The emeritus professor of mechanical engineering and biomedical engineering was the first woman tenured faculty member in engineering at Rochester and the first woman recipient of the Hajim School Lifetime Achievement Award. Gracewski, an expert in modeling the interaction of ultrasound with bubbles and stones in biological fluids and tissues, also was faculty advisor for the Baja SAE student team for several years.
The first woman dean of the Hajim School and former AS&E dean of graduate students is co-founder of Networking Networking Women (N2 Women), the first organization of its kind supporting women in networking and communications. Heinzelman is an expert in wireless communication systems and protocols.
The assistant professor of biomedical engineering specializes in generating tissue models and genetic tools to understand how cells communicate and organize to create multicellular structures.
The assistant professor of biomedical engineering studies multi-scale biomechanics of the human temporomandibular and lower extremity joints with a particular focus on diverse populations. Her work will address musculoskeletal health disparities by evaluating mechanisms of pathology and improving equity in translational research.
The assistant professor of instruction in chemical engineering brings strong academic research and extensive industry experience from years working at Bausch & Lomb to her teaching.
The associate professor of biomedical engineering was the first female faculty member appointed to the department. Lerner has created a model senior design program and serves as academic director of the Center for Medical Technology & Innovation. She is also a recipient of the Goergen Teaching Award.
Allison Lopatkin ’13 (applied mathematics)
The assistant professor of chemical engineering uses systems and synthetic biology approaches to engineer genetic communication in bacterial communities.
The Nicholas George Endowed Professor in Optics and David R. Williams Director of the Center for Visual Science is an internationally recognized expert in the optics of the eye and the interactions of light with the retina.
The associate professor of electrical and computer engineering is an emerging leader in using computational tools to understand networks as diverse as social media, power grids, and the human brain. Mateos works actively with the Goergen Institute of Data Science to forge new research collaborations.

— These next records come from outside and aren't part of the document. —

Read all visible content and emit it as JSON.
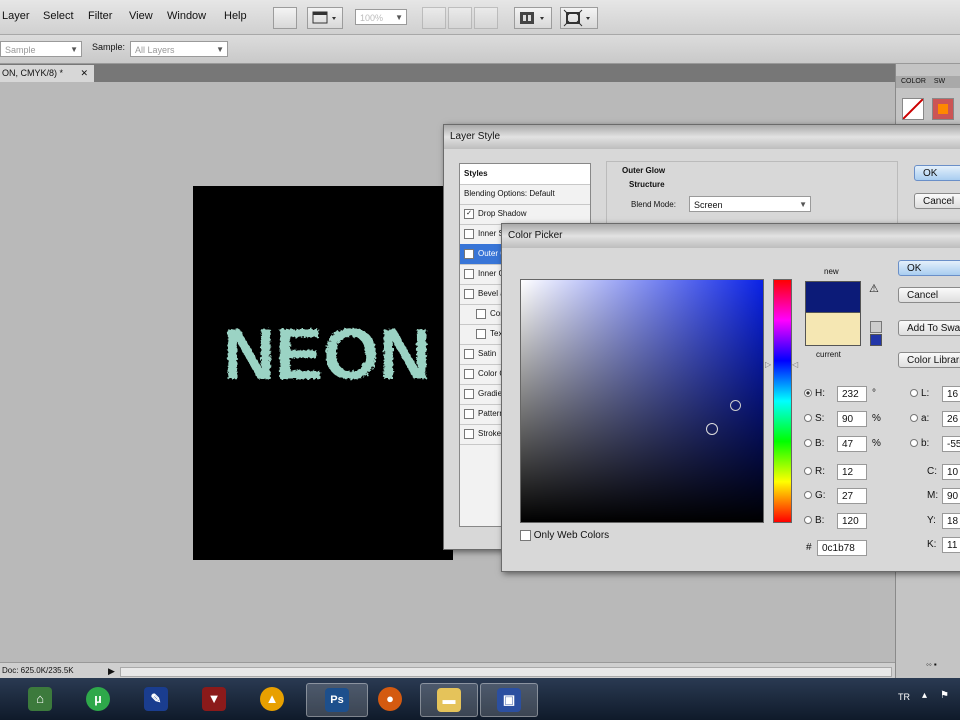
{
  "menubar": {
    "items": [
      "Layer",
      "Select",
      "Filter",
      "View",
      "Window",
      "Help"
    ],
    "zoom": "100%"
  },
  "options_bar": {
    "sample_size_value": "Sample",
    "sample_label": "Sample:",
    "sample_value": "All Layers"
  },
  "document_tab": {
    "label": "ON, CMYK/8) *",
    "close": "✕"
  },
  "canvas": {
    "text": "NEON"
  },
  "status_bar": {
    "doc_size": "Doc: 625.0K/235.5K"
  },
  "layer_style": {
    "title": "Layer Style",
    "styles_items": [
      {
        "label": "Styles",
        "checkbox": false,
        "checked": false,
        "selected": false,
        "indent": false
      },
      {
        "label": "Blending Options: Default",
        "checkbox": false,
        "checked": false,
        "selected": false,
        "indent": false
      },
      {
        "label": "Drop Shadow",
        "checkbox": true,
        "checked": true,
        "selected": false,
        "indent": false
      },
      {
        "label": "Inner Shadow",
        "checkbox": true,
        "checked": false,
        "selected": false,
        "indent": false
      },
      {
        "label": "Outer Glow",
        "checkbox": true,
        "checked": true,
        "selected": true,
        "indent": false
      },
      {
        "label": "Inner Glow",
        "checkbox": true,
        "checked": false,
        "selected": false,
        "indent": false
      },
      {
        "label": "Bevel and Emboss",
        "checkbox": true,
        "checked": false,
        "selected": false,
        "indent": false
      },
      {
        "label": "Contour",
        "checkbox": true,
        "checked": false,
        "selected": false,
        "indent": true
      },
      {
        "label": "Texture",
        "checkbox": true,
        "checked": false,
        "selected": false,
        "indent": true
      },
      {
        "label": "Satin",
        "checkbox": true,
        "checked": false,
        "selected": false,
        "indent": false
      },
      {
        "label": "Color Overlay",
        "checkbox": true,
        "checked": false,
        "selected": false,
        "indent": false
      },
      {
        "label": "Gradient Overlay",
        "checkbox": true,
        "checked": false,
        "selected": false,
        "indent": false
      },
      {
        "label": "Pattern Overlay",
        "checkbox": true,
        "checked": false,
        "selected": false,
        "indent": false
      },
      {
        "label": "Stroke",
        "checkbox": true,
        "checked": false,
        "selected": false,
        "indent": false
      }
    ],
    "section_title": "Outer Glow",
    "structure_label": "Structure",
    "blend_mode_label": "Blend Mode:",
    "blend_mode_value": "Screen",
    "ok_label": "OK",
    "cancel_label": "Cancel"
  },
  "color_picker": {
    "title": "Color Picker",
    "new_label": "new",
    "current_label": "current",
    "new_color": "#0c1b78",
    "current_color": "#f5e7b3",
    "ok_label": "OK",
    "cancel_label": "Cancel",
    "add_swatches_label": "Add To Swatches",
    "color_libraries_label": "Color Libraries",
    "only_web_colors_label": "Only Web Colors",
    "fields": {
      "H": {
        "label": "H:",
        "value": "232",
        "unit": "°",
        "selected": true
      },
      "S": {
        "label": "S:",
        "value": "90",
        "unit": "%",
        "selected": false
      },
      "B": {
        "label": "B:",
        "value": "47",
        "unit": "%",
        "selected": false
      },
      "R": {
        "label": "R:",
        "value": "12",
        "unit": "",
        "selected": false
      },
      "G": {
        "label": "G:",
        "value": "27",
        "unit": "",
        "selected": false
      },
      "Bb": {
        "label": "B:",
        "value": "120",
        "unit": "",
        "selected": false
      },
      "L": {
        "label": "L:",
        "value": "16"
      },
      "a": {
        "label": "a:",
        "value": "26"
      },
      "b": {
        "label": "b:",
        "value": "-55"
      },
      "C": {
        "label": "C:",
        "value": "10"
      },
      "M": {
        "label": "M:",
        "value": "90"
      },
      "Y": {
        "label": "Y:",
        "value": "18"
      },
      "K": {
        "label": "K:",
        "value": "11"
      }
    },
    "hex_label": "#",
    "hex_value": "0c1b78"
  },
  "right_panel": {
    "tab1": "COLOR",
    "tab2": "SW"
  },
  "taskbar": {
    "lang": "TR",
    "apps": [
      "explorer",
      "utorrent",
      "pen-tablet",
      "antivirus",
      "app-orange",
      "photoshop",
      "firefox",
      "folder",
      "bridge"
    ],
    "active": [
      "photoshop",
      "folder",
      "bridge"
    ],
    "photoshop_label": "Ps"
  }
}
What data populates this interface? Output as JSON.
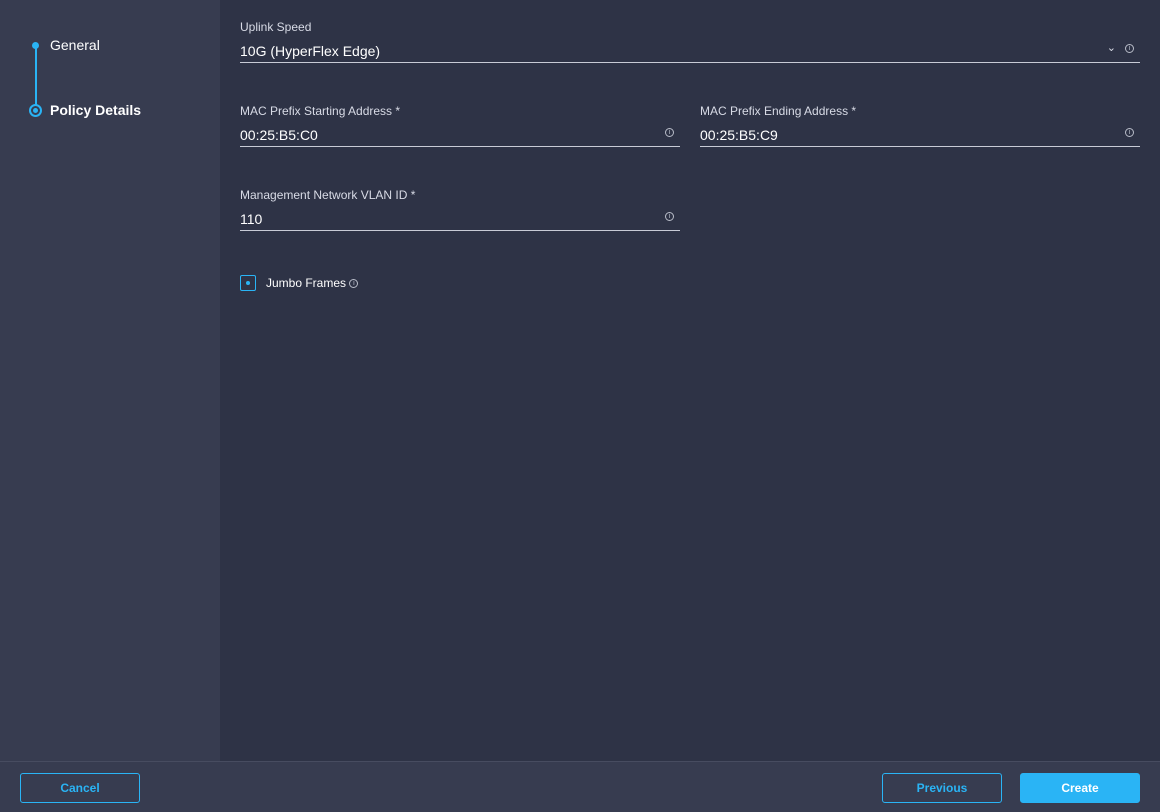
{
  "steps": [
    "General",
    "Policy Details"
  ],
  "uplink": {
    "label": "Uplink Speed",
    "value": "10G (HyperFlex Edge)"
  },
  "mac_start": {
    "label": "MAC Prefix Starting Address *",
    "value": "00:25:B5:C0"
  },
  "mac_end": {
    "label": "MAC Prefix Ending Address *",
    "value": "00:25:B5:C9"
  },
  "vlan": {
    "label": "Management Network VLAN ID *",
    "value": "110"
  },
  "jumbo": {
    "label": "Jumbo Frames",
    "checked": true
  },
  "footer": {
    "cancel": "Cancel",
    "previous": "Previous",
    "create": "Create"
  },
  "colors": {
    "accent": "#2ab4f5",
    "sidebar": "#373c50",
    "main": "#2e3346"
  }
}
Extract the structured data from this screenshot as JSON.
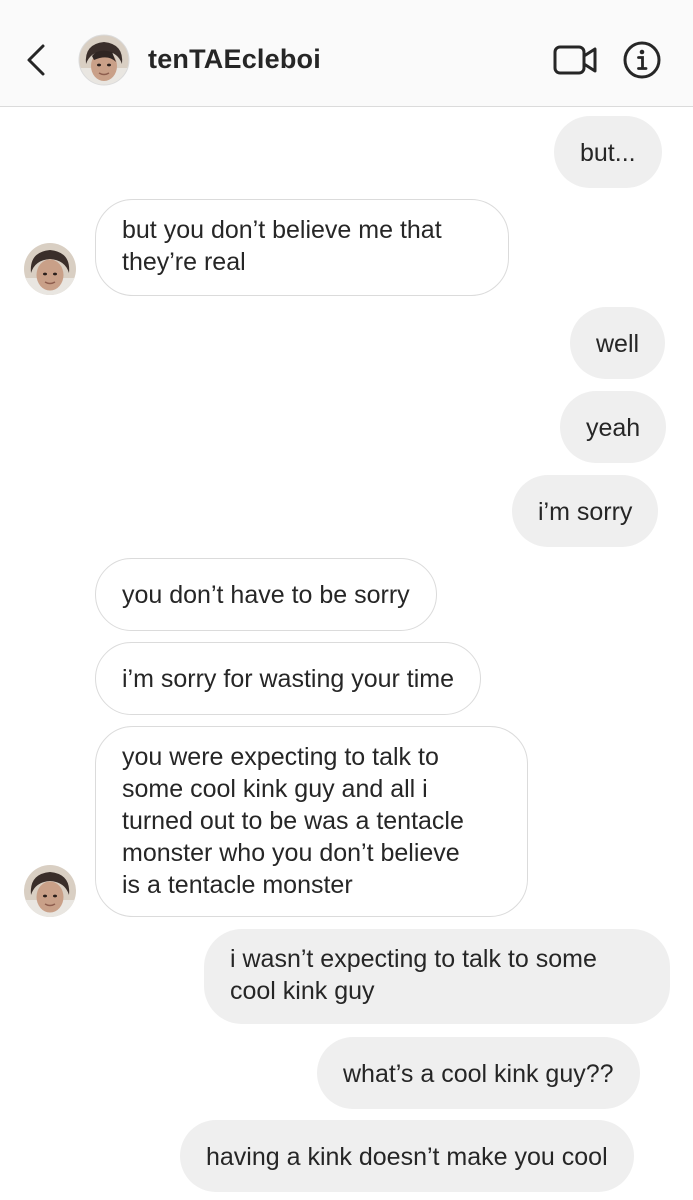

The assistant professor of chemical engineering’s research focuses on understanding which properties or combination of properties govern a material’s performance, particularly as it relates to solar energy.
The Brian J. Thompson Professor of Optical Engineering and director of the Center for Freeform Optics is also co-founder of LighTopTech. Rolland is a recipient of the Edmund A. Hajim Outstanding Faculty Award and is a recognized pioneer in augmented and virtual reality.